When I was growing up in the UK, attending an academically oriented all girls grammar school, it slowly began to dawn on me that girls did not have access to the same educational opportunities as boys. While my school offered a rigorous curriculum in the arts, when it came to science, resources were poor to non-existent.
We certainly had inspiring teachers in literature, (one of my English teachers regaled us with stories of Tolkien as her tutor at Oxford), but in the meantime there was a revolving door of male science teachers. I remember one particularly disastrous episode when the chemistry teacher was briefly hospitalized for sniffing the gas to see if it was indeed chlorine! I came to the conclusion that the best and brightest scientists were just not interested in teaching jobs in girls’ schools. My brother meanwhile had the opposite experience and he went on to become a physicist. Of my female contemporaries at university, only a tiny percentage studied math or science. I was left with a lingering sense of lost opportunity which has only intensified over the years.

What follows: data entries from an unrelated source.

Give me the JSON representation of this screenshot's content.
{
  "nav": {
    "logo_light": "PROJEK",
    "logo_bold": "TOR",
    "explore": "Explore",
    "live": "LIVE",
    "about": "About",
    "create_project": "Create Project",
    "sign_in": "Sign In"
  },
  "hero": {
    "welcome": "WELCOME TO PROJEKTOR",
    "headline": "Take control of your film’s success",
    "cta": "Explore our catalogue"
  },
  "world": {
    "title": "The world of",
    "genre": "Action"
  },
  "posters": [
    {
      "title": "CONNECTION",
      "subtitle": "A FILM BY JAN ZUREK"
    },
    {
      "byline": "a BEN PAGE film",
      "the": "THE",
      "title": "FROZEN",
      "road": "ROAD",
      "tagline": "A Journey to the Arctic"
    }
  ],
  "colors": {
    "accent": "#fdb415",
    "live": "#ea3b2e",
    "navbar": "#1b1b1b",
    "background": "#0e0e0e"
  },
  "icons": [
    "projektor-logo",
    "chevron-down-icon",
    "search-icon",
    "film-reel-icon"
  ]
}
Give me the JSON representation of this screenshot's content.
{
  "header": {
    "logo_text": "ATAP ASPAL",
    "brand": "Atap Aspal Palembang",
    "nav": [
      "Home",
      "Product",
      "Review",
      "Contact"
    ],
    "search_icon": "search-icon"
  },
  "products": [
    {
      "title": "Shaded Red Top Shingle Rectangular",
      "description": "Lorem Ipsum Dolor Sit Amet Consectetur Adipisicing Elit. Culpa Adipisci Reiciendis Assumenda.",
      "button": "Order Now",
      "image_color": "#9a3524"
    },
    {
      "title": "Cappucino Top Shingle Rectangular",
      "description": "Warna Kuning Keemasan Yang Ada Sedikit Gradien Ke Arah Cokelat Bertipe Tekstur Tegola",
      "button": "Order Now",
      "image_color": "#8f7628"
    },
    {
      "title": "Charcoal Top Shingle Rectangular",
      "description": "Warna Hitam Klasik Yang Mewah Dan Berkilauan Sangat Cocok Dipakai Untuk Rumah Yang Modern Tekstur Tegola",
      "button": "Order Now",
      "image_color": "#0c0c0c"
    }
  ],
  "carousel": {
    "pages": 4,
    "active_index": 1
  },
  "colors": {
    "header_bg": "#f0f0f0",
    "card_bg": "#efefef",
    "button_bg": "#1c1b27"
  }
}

A few decades later in California, with a daughter of my own, I met the remarkable Anita Borg. It was not long after I had created my own business producing conferences dedicated to women’s advancement, when Anita reached out to me to help produce and grow the Grace Hopper Celebration. Having the chance to work with Anita was a gift. We quickly became friends and our shared passion for advancing women led to many great conversations and impromptu brainstorming sessions on how to change the world. Anita was a kindred spirit who shared my righteous indignation on the lack of opportunities for women in STEM fields, including computer science. What struck me most was that Anita was a big picture thinker, a visionary who was fearless, fun and always ready to push boundaries and challenge the status quo. Rarely has anyone sparked my imagination to that degree. Her legacy to “think big” and take on the big issues inspires me to this day.
Some years later in 2009 an opportunity to make a difference came knocking on my door. Anne Hardy, Vice President of Technology Strategy, SAP Labs and Martin Stein, Chair, Silicon Valley Chapter of ACM, asked me to create an event for young girls that could motivate them to consider technical careers.
Together, despite concerns about funding, interest and collaboration among industry competitors, we created a conference and gave it the name: Dare 2B Digital (D2BD). http://www.dare2bdigital.org.
Why girls? Despite the fact that there are no significant gender differences in science abilities at middle school, the largest gender differences in STEM fields occur when women choose courses of study at high school and college. Girls overwhelmingly choose not to pursue STEM careers, particularly in the US. Women opt out of STEM careers at a disproportionately high rate as well. Where there is no critical mass of people “like themselves,” confronting the status quo can be too large a challenge for individual girls and women to overcome on their own.
Dare 2B Digital exposes middle- and high-school girls to the wide spectrum of career opportunities in computing. Most important, girls get rid of the stereotypes, (let’s not forget that just last year one prominent retailer in the US tried to sell a T-shirt for girls saying. “I’m too pretty to do Math”) and misconceptions they might have about what it takes to succeed and thrive in these fields. Through D2BD we aim to change the status quo by creating transformational educational programs. To succeed, we do this in collaboration with industry, parents and local schools.
To date we have run 3 very successful programs in Silicon Valley. 750 young women have gone through these programs so far with 99% saying that D2BD has increased (79%) or maintained (20%) their interest in computer science.
To my delight, the “big idea” attracted important industry support and collaboration. Each program is developed by an Advisory Committee from top tech companies such as eBay , Oracle, HP Labs, Brocade, Mozilla, IBM, SAP Labs, NetApp, Symantec, Microsoft, Cisco and Google. Industry partners ensure that the workshops and labs are age and gender-appropriate, engaging, and relevant, and that they will stimulate even the most skeptical teenage girl! Most of the instructors are women, so the young girls are exposed to positive role models. We also showcase young women interviewing successful technical women. Finally, we offer a robust program for parents: we want them encouraging their daughters to think about creative technology careers.
On August 30, 2012, Dare 2B Digital was honored on the California State Assembly floor with the passage of resolution HR34 relative to science, technology, engineering and mathematical jobs. Now it’s time to stretch again and think even bigger. So we have just submitted a major grant application to the National Science Foundation, to expand Dare 2B Digital nationally and to create an on-line library of resources, games, videos and training modules. I am on a mission to help close the gender gap in the STEM fields in general and computer science in particular.
I challenge you to envision a world in which women are equal and active participants in creating and designing technology. Step up and make your contribution. Share your enthusiasm and knowledge with young women. Let’s Dare 2 Think BIG and make Anita proud!